Dubuffet’s controversial work and writings are still a dynamic force in the international art world 10 years after his death. The artist’s essays and about 40 volumes that catalog his work and writings concerning each period have been published by the foundation. There is always much to see, so be sure to give yourself time to linger. This special house quickly casts a spell on visitors.
Fondation Jean Dubuffet: 137, rue de Sevres, 7e, Mº Duroc, tel: 22.214.171.124. Tue 2-6pm.
Other museums in artists’ homes:
Musée Henri Bouchard, 25, rue de l’Yvette, 16e, Mº Jasmin, tel: 126.96.36.199. Wed & Sat 2-7pm.
Musée Delacroix, 6, pl de Furstemburg, 6e, Mº St-Germain-des-Prés, tel: 43.54.04.87. Daily 9:45am to 12:30pm and 2-5:15pm.
Musée National Hébert, 85, rue du Cherche-Midi, 6e, Mº Vaneau, tel: 188.8.131.52. Daily except Tue 12:30-6pm.
Musée Gustave Moreau, 14, rue de la Rochefoucauld, 9e, Mº Trinité, tel: 184.108.40.206. Daily except Tue, 10am to 12:45pm and 2-5:15pm.
Musée Rodin, 77, rue de Varenne, 7e, Mº Varenne, tel: 47.05.01.34. Daily except Mon, 10am to 5pm.

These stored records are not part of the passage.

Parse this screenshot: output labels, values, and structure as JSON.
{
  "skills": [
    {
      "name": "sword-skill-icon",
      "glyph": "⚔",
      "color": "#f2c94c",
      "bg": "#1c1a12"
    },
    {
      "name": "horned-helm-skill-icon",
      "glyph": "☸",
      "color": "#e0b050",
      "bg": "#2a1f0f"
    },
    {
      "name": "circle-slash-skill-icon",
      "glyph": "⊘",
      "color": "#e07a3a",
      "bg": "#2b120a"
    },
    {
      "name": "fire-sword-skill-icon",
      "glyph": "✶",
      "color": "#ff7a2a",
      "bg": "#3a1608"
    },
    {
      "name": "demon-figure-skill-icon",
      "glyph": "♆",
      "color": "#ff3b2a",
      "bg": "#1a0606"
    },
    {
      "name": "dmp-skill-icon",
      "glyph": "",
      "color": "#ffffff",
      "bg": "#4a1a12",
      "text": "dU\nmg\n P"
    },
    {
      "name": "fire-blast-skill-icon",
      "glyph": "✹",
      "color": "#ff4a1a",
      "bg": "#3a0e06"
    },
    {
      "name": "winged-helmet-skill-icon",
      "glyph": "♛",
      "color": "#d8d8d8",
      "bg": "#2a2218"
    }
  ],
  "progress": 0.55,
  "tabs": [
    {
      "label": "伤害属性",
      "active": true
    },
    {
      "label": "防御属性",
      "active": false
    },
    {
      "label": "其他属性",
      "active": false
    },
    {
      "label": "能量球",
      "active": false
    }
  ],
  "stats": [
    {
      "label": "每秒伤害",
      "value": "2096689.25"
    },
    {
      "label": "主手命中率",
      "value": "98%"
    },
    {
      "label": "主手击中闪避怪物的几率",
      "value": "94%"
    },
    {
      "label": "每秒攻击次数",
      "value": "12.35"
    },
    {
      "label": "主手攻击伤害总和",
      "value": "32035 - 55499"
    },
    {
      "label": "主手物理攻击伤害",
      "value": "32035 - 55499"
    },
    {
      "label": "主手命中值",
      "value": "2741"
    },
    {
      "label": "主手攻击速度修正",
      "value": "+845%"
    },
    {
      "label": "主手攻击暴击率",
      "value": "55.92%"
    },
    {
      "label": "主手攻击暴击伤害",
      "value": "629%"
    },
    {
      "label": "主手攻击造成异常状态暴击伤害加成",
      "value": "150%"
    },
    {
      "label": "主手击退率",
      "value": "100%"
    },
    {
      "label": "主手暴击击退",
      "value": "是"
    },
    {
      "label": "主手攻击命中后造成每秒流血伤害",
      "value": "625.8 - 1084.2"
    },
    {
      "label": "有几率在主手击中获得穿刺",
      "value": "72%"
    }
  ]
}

Maison Renan Scheffer, 16, rue Chaptal, 9e, Mº St-Georges, tel: 220.127.116.11. Daily except Mon, 10am to 5:45pm.